App and web page records:
········

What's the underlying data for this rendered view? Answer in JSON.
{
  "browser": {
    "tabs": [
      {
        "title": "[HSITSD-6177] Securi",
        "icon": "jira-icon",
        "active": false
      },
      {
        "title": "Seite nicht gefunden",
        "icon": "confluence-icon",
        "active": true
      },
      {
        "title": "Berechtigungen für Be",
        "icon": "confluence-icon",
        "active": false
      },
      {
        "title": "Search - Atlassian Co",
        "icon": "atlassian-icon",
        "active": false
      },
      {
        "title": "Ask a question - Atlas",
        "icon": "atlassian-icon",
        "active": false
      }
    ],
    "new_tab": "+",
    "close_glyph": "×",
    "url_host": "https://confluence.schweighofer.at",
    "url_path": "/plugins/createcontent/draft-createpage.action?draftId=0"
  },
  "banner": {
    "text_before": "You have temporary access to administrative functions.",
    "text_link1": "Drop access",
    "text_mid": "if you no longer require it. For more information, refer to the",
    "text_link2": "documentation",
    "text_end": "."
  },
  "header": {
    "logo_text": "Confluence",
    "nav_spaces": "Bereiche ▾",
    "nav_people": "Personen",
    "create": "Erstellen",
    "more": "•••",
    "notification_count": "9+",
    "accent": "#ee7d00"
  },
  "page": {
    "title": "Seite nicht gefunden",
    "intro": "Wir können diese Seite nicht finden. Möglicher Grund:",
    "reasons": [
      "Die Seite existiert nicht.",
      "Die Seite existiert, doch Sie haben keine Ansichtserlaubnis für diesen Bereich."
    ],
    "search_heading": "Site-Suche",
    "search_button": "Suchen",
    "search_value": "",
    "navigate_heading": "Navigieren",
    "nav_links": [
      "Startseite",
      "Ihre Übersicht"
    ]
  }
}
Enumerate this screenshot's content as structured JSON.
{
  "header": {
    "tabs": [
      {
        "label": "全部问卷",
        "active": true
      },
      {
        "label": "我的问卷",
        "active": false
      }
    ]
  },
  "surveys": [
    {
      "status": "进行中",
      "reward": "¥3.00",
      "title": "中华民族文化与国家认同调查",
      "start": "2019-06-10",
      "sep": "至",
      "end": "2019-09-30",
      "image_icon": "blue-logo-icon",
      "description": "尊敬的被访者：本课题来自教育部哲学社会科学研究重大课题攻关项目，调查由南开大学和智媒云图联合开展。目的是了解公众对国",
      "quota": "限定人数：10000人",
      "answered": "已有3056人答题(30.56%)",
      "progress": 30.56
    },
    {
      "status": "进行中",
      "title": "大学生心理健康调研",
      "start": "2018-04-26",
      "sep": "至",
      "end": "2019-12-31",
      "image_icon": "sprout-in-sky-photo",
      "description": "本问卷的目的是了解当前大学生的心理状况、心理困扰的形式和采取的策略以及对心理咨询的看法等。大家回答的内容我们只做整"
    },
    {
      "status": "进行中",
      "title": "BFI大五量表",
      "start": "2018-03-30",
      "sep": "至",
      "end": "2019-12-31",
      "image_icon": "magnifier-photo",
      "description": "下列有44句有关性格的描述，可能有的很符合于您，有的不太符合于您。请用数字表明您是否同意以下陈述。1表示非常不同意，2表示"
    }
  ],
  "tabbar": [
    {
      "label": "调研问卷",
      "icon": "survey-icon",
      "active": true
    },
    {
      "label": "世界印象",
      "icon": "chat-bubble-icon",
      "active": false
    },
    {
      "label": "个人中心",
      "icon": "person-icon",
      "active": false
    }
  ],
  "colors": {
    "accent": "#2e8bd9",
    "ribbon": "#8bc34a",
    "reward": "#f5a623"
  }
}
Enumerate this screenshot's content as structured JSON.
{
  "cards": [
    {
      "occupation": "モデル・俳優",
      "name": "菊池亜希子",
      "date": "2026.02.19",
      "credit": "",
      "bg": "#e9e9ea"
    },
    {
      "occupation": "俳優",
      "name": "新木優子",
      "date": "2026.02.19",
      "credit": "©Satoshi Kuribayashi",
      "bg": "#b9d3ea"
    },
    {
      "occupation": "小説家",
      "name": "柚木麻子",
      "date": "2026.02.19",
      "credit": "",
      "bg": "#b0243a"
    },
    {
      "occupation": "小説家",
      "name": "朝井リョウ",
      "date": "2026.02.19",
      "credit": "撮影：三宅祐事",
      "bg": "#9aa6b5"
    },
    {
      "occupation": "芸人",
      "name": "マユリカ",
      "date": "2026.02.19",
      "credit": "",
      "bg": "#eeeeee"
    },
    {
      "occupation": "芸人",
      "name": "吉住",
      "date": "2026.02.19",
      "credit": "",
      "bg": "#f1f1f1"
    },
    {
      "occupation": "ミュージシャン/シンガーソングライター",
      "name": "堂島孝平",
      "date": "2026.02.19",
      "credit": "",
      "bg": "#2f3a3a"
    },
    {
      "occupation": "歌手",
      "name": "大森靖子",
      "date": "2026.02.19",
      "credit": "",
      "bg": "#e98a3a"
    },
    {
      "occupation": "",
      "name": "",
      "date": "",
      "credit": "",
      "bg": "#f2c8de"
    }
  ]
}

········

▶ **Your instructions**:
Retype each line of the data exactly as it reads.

▶ **Exercise response**:
What's the underlying data for this rendered view? Answer in JSON.
{
  "browser": {
    "tabs": [
      {
        "title": "[HSITSD-6177] Securi",
        "icon": "jira-icon",
        "active": false
      },
      {
        "title": "Seite nicht gefunden",
        "icon": "confluence-icon",
        "active": true
      },
      {
        "title": "Berechtigungen für Be",
        "icon": "confluence-icon",
        "active": false
      },
      {
        "title": "Search - Atlassian Co",
        "icon": "atlassian-icon",
        "active": false
      },
      {
        "title": "Ask a question - Atlas",
        "icon": "atlassian-icon",
        "active": false
      }
    ],
    "new_tab": "+",
    "close_glyph": "×",
    "url_host": "https://confluence.schweighofer.at",
    "url_path": "/plugins/createcontent/draft-createpage.action?draftId=0"
  },
  "banner": {
    "text_before": "You have temporary access to administrative functions.",
    "text_link1": "Drop access",
    "text_mid": "if you no longer require it. For more information, refer to the",
    "text_link2": "documentation",
    "text_end": "."
  },
  "header": {
    "logo_text": "Confluence",
    "nav_spaces": "Bereiche ▾",
    "nav_people": "Personen",
    "create": "Erstellen",
    "more": "•••",
    "notification_count": "9+",
    "accent": "#ee7d00"
  },
  "page": {
    "title": "Seite nicht gefunden",
    "intro": "Wir können diese Seite nicht finden. Möglicher Grund:",
    "reasons": [
      "Die Seite existiert nicht.",
      "Die Seite existiert, doch Sie haben keine Ansichtserlaubnis für diesen Bereich."
    ],
    "search_heading": "Site-Suche",
    "search_button": "Suchen",
    "search_value": "",
    "navigate_heading": "Navigieren",
    "nav_links": [
      "Startseite",
      "Ihre Übersicht"
    ]
  }
}
Enumerate this screenshot's content as structured JSON.
{
  "header": {
    "tabs": [
      {
        "label": "全部问卷",
        "active": true
      },
      {
        "label": "我的问卷",
        "active": false
      }
    ]
  },
  "surveys": [
    {
      "status": "进行中",
      "reward": "¥3.00",
      "title": "中华民族文化与国家认同调查",
      "start": "2019-06-10",
      "sep": "至",
      "end": "2019-09-30",
      "image_icon": "blue-logo-icon",
      "description": "尊敬的被访者：本课题来自教育部哲学社会科学研究重大课题攻关项目，调查由南开大学和智媒云图联合开展。目的是了解公众对国",
      "quota": "限定人数：10000人",
      "answered": "已有3056人答题(30.56%)",
      "progress": 30.56
    },
    {
      "status": "进行中",
      "title": "大学生心理健康调研",
      "start": "2018-04-26",
      "sep": "至",
      "end": "2019-12-31",
      "image_icon": "sprout-in-sky-photo",
      "description": "本问卷的目的是了解当前大学生的心理状况、心理困扰的形式和采取的策略以及对心理咨询的看法等。大家回答的内容我们只做整"
    },
    {
      "status": "进行中",
      "title": "BFI大五量表",
      "start": "2018-03-30",
      "sep": "至",
      "end": "2019-12-31",
      "image_icon": "magnifier-photo",
      "description": "下列有44句有关性格的描述，可能有的很符合于您，有的不太符合于您。请用数字表明您是否同意以下陈述。1表示非常不同意，2表示"
    }
  ],
  "tabbar": [
    {
      "label": "调研问卷",
      "icon": "survey-icon",
      "active": true
    },
    {
      "label": "世界印象",
      "icon": "chat-bubble-icon",
      "active": false
    },
    {
      "label": "个人中心",
      "icon": "person-icon",
      "active": false
    }
  ],
  "colors": {
    "accent": "#2e8bd9",
    "ribbon": "#8bc34a",
    "reward": "#f5a623"
  }
}
Enumerate this screenshot's content as structured JSON.
{
  "cards": [
    {
      "occupation": "モデル・俳優",
      "name": "菊池亜希子",
      "date": "2026.02.19",
      "credit": "",
      "bg": "#e9e9ea"
    },
    {
      "occupation": "俳優",
      "name": "新木優子",
      "date": "2026.02.19",
      "credit": "©Satoshi Kuribayashi",
      "bg": "#b9d3ea"
    },
    {
      "occupation": "小説家",
      "name": "柚木麻子",
      "date": "2026.02.19",
      "credit": "",
      "bg": "#b0243a"
    },
    {
      "occupation": "小説家",
      "name": "朝井リョウ",
      "date": "2026.02.19",
      "credit": "撮影：三宅祐事",
      "bg": "#9aa6b5"
    },
    {
      "occupation": "芸人",
      "name": "マユリカ",
      "date": "2026.02.19",
      "credit": "",
      "bg": "#eeeeee"
    },
    {
      "occupation": "芸人",
      "name": "吉住",
      "date": "2026.02.19",
      "credit": "",
      "bg": "#f1f1f1"
    },
    {
      "occupation": "ミュージシャン/シンガーソングライター",
      "name": "堂島孝平",
      "date": "2026.02.19",
      "credit": "",
      "bg": "#2f3a3a"
    },
    {
      "occupation": "歌手",
      "name": "大森靖子",
      "date": "2026.02.19",
      "credit": "",
      "bg": "#e98a3a"
    },
    {
      "occupation": "",
      "name": "",
      "date": "",
      "credit": "",
      "bg": "#f2c8de"
    }
  ]
}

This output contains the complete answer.